SDL_LogMessage Vs printf - float number difference

When I output a number from a floating point division to the console I get different results using SDL_LogMessage than when using printf. Anyone know why?

Dividing 880 by 256, printf displays 3.437500, but SDL_LogMessage says 3.437499

#include <stdio.h>
#include “SDL2/SDL.h”

int main(int argc, char *argv[])
float a = 880;
float b = 256;
float c = a / b;

SDL_LogMessage(SDL_LOG_CATEGORY_APPLICATION, SDL_LOG_PRIORITY_INFO, "\n\n   SDL_LogMessage says:      %f\n",c);
printf("   printf says:              %f\n",c);

return 0;


My guess is one is using a 32 bit floating point number and the other is using a 64 bit one?
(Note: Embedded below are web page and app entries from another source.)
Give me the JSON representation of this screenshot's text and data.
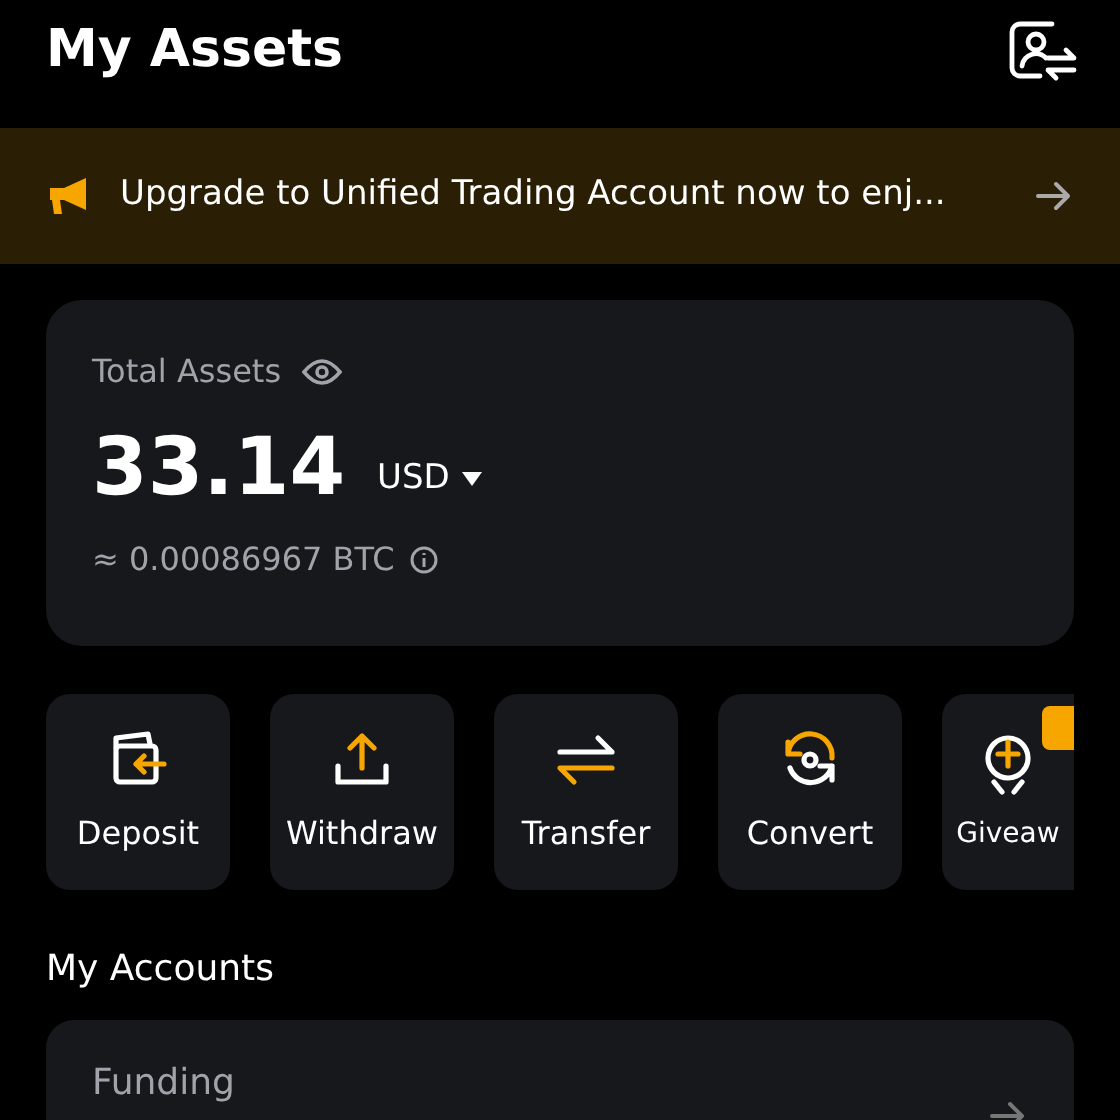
{
  "header": {
    "title": "My Assets"
  },
  "banner": {
    "text": "Upgrade to Unified Trading Account now to enj..."
  },
  "total": {
    "label": "Total Assets",
    "amount": "33.14",
    "currency": "USD",
    "btc": "≈ 0.00086967 BTC"
  },
  "actions": [
    {
      "kind": "deposit",
      "label": "Deposit"
    },
    {
      "kind": "withdraw",
      "label": "Withdraw"
    },
    {
      "kind": "transfer",
      "label": "Transfer"
    },
    {
      "kind": "convert",
      "label": "Convert"
    },
    {
      "kind": "giveaway",
      "label": "Giveaw",
      "badge": true
    }
  ],
  "accounts": {
    "title": "My Accounts",
    "items": [
      {
        "name": "Funding"
      }
    ]
  }
}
What does printf-ing sizeof(c) give you?

I think the reason is that libc’s (CRT’s) printf() takes care to round correctly etc, while SDL’s float formatting (used in its own printf-like functions) is more primitive

I initially guessed that too, but the OP’s sum (880 / 256) has a precise, short, value in both binary and decimal so no rounding should be needed.

Look at the code: SDL/SDL_string.c at main · libsdl-org/SDL · GitHub

A simplified version of that which still does the same calculation for the decimals looks is this:

void printFloatCheap(double arg, int precision)
	unsigned long value = arg;
	printf("%lu.", value); // print integer part
	arg -= value; // only decimals left
	int mult = 10;
	while (precision-- > 0) {
		value = (unsigned long) (arg * mult);
		// add underscore to make more visible how many decimals
		// were calculated in each step
		printf("_%lu", value);

/* // SDL_PrintFloat() does this as it outputs into char* text, but here
   // we just printf() things directly, so commented out
		if (len >= left) {
			text += (left > 1) ? left - 1 : 0;
			left = SDL_min(left, 1);
		} else {
			text += len;
			left -= len;
		arg -= (double) value / mult;
		mult *= 10;

and it indeed (with precision=6 which is the default) prints 3._4_3_7_4_9_9

probably the imprecision comes from arg -= (double) value / mult;

FWIW, the following code works better for this number:

void printFloatCheap2(double arg, int precision)
	unsigned long value = arg;
	printf("%lu.", value);
	arg -= value; // only decimals left
	// mult = 10 ^ precision
	int mult = 1;
	for(int i=0; i<precision; ++i) {
		mult *= 10;
	arg *= mult;
	printf("%lu", (unsigned long)arg);

but it might not work as well in other cases and I can imagine that the original code is like it is because it makes sure in every step not to overflow the buffer

The sizeof c is 4 bytes.

I think I should probably stick with printf for more accurate results on the fly.

Fair enough. TBH I wouldn’t have expected a logging function to be able to print anything except integers anyway, so even inaccurate floats are a bonus!

This seems a more straightforward way to do it. It gives the correct answer for (but isn’t specific to) the OP’s value, and it works with negative numbers which the original doesn’t:

void printFloatCheap(double arg, int precision)
	long value = arg;
	printf("%ld.", value); // print integer part
	arg -= value; // only decimals left
	if (arg < 0) arg = -arg; // abs(arg)
	while (precision-- > 0) {
		arg *= 10.0;
		value = arg;
		printf("%ld", value);
		arg -= value;

Incidentally I’m not enthusiastic about using ‘long’ as a type because it’s 32-bit on some systems and 64-bits on others.